Wednesday, May 26, 2010

Seattle Asian Art Museum: Fleeting Beauty Persists

Don’t you agree that a life full of contrasts is ultimately most satisfying?

In this spirit, I follow my swinging pendulum of interests, which today points to the visual arts instead of my more usual outdoorsy bent. (Occasionally even I forget that I have an art history degree.)

My destination is the Fleeting Beauty: Japanese Woodblock Prints exhibit at the Seattle Asian Art Museum. This show features exquisite examples of prints from the eighteenth and nineteenth centuries, before the influence of western culture seeped into everyday Japanese life.

Tucked up in historic Volunteer Park on north Capitol Hill, the SAAM (as opposed to SAM on First Avenue in downtown Seattle) is one of Seattle’s architectural and artistic treasures. The clean lines of the original Seattle Art Museum’s Art Deco façade contrast sharply with the voluptuous mature horse chestnut trees and rhododendrons in the park. The overall effect reminds me of an eccentric English countryside manor set in rambling grounds, complete with a glass conservatory full of exotic plants.

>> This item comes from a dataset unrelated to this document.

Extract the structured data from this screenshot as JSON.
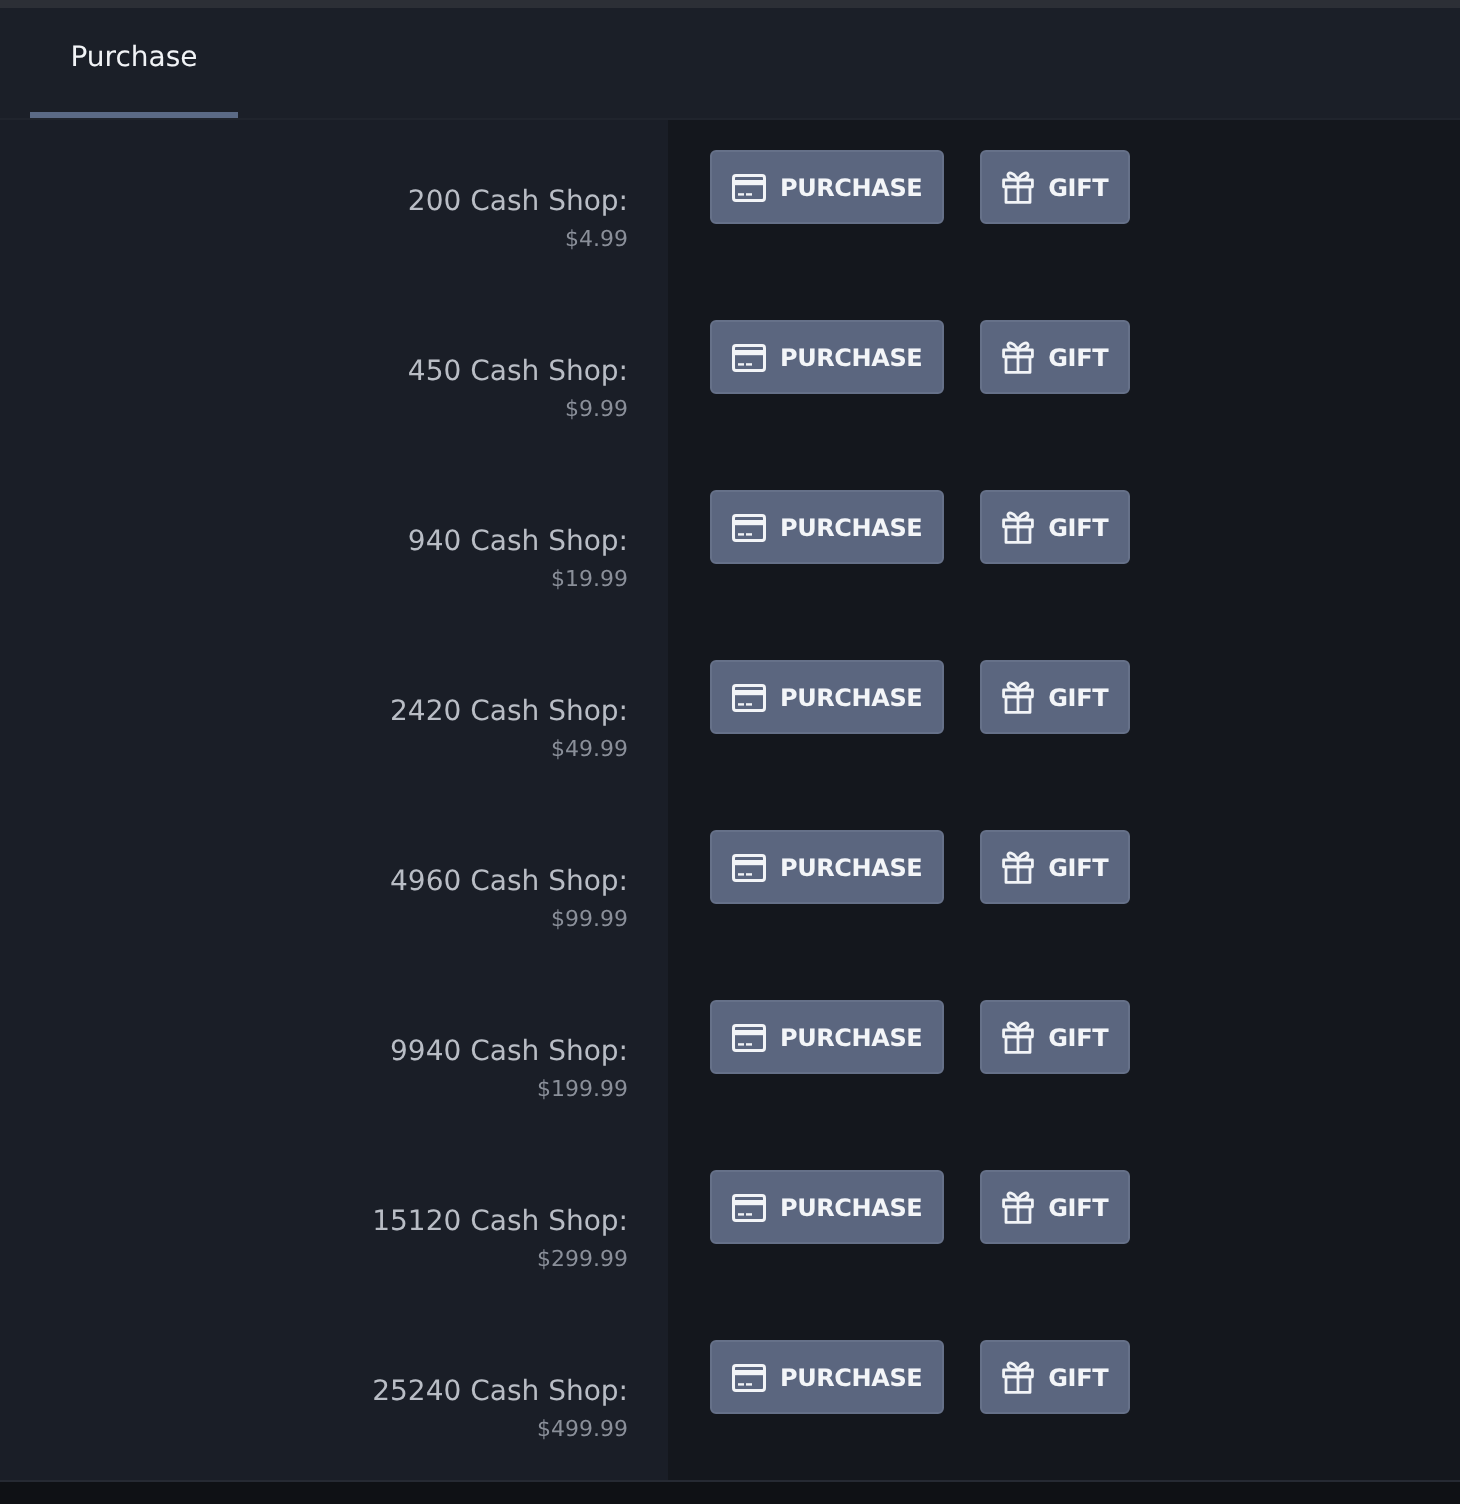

And of course there’s that great view as you stand at the museum entrance looking west. The Olympic Mountains loom like an upended serrated knife on the western horizon beyond Puget Sound, the Space Needle, an old reservoir in the park, and the famous Isamu Noguchi Black Sun sculpture (commonly called the black donut).

I pass through the lovely wrought-iron entry doors and pay what I think is a bargain ($7) donation fee compared to many metropolitan museums. Although most of the galleries are small compared to bigger, high-ceiling museums, the scale is intimate and inviting.

Fleeting Beauty encompasses several galleries in the interior of the museum, with rich goldenrod-colored walls setting off the many fine woodblock prints. The exhibit theme is ukiyo-e, which translates to “floating world,” and thus captures images of fleeting beauty such as seasonal landscapes, kabuki theater actors, and famous geishas— things apart from mundane and everyday life.

Among the prints on display are several well-known images of Mount Fuji by master print artist Katsushika Hokusai from his series Thirty-Six Views of Mount Fuji (except this series contains over 46 views of the iconic mountain). Two of Hokusai’s “greatest hits”—The Wall of the Wave off Kanagawa and Red Fuji are here in fine form. SAAM is fortunate to have these as part of their permanent collection. (Taking photos are not allowed in the exhibit, so I snapped a reproduction in the art education exhibit.)

As I study the carefully, beautifully rendered prints of times, people, and places long past, I remember a term from the Japanese Art History course I took in college that perfectly captures what I’m feeling: mono no aware. I experience this beauty with an awareness of the transience of all things, and hint of pathos at their passing.

Ultimately mono no aware, and the art and culture of Japan, is rooted in Zen Buddhism and refers to the fleeting nature of beauty, which is all the more sharply sweet because of its impermanence.

Fortunately for us, the beauty of this art is still available and in good care at SAAM.

When You Go
Here is a map of where the SAAM is located. The museum is closed on Mondays and Tuesdays, but is open until 9 pm on Thursdays. Normal hours are 10 a.m. until 5 p.m. Parking is free! But then, so is bicycling. The Fleeting Beauty show runs until July 4, 2010.


Don said...

Nice little blog on the Asian Art Museum. Written by a true Zen Goddess.

I used to like to visit the place when the Art Museum was there because, even though it was cramped, it felt like an Art Museum. Not sure I have the same feelings about the newly remodeled SAM, even though there is more room and the collections and exhibitions showing are more diversified.

ML said...

Because I am a Seattle native, this is "the art museum." The other guy seems to be living in a different city. Still annoyed (but I do understand) when I first visited the new guy I was reprimanded for reaching out to touch one of the camels by a young, very officious attendant. I mean how many of us have a picture sitting on the camel's back; jeez guys, humor please!